(Web page and app entries)
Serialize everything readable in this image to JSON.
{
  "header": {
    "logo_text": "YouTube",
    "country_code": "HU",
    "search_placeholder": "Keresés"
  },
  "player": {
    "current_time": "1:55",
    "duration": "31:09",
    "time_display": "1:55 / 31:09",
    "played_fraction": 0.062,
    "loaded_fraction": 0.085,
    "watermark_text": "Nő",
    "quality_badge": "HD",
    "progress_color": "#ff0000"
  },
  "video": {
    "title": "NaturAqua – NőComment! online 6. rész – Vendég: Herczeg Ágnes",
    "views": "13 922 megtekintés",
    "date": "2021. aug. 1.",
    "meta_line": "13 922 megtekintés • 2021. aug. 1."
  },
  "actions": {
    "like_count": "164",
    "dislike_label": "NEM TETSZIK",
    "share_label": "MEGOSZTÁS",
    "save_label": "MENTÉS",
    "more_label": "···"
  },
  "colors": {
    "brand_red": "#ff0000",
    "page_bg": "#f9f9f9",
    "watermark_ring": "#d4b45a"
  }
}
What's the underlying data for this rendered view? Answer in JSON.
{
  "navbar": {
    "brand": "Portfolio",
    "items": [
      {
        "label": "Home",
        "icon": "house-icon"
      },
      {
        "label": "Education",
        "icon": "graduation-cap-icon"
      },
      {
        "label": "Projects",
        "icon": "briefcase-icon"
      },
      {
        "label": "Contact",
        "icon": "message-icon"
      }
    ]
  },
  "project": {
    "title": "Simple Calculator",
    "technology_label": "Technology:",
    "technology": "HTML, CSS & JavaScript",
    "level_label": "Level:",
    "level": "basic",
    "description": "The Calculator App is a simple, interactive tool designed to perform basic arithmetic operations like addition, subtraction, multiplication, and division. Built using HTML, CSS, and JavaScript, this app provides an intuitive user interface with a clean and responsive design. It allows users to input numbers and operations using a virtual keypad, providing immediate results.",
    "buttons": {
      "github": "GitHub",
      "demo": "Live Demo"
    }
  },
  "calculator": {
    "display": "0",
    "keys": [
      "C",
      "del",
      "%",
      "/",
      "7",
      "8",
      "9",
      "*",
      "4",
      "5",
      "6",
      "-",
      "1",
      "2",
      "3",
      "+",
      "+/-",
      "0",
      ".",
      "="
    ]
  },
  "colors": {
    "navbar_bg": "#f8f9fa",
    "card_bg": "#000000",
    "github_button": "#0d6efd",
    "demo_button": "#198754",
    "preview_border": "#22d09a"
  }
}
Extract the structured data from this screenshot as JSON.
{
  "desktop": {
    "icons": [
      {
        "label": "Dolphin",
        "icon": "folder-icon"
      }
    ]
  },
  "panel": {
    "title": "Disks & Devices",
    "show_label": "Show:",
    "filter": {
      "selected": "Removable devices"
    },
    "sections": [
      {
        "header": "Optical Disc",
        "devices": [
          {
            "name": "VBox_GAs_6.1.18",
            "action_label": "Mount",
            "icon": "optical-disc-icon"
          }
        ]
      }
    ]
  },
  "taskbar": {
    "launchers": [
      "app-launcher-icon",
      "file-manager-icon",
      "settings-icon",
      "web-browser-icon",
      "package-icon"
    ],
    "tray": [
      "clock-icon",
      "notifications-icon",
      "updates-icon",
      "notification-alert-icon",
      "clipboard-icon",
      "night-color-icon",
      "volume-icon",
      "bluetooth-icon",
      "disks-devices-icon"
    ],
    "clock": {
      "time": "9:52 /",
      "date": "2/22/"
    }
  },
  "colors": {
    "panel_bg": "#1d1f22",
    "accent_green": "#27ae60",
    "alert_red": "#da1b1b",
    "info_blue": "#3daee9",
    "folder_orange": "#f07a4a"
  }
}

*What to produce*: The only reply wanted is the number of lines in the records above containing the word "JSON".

*Reply to the task*: 3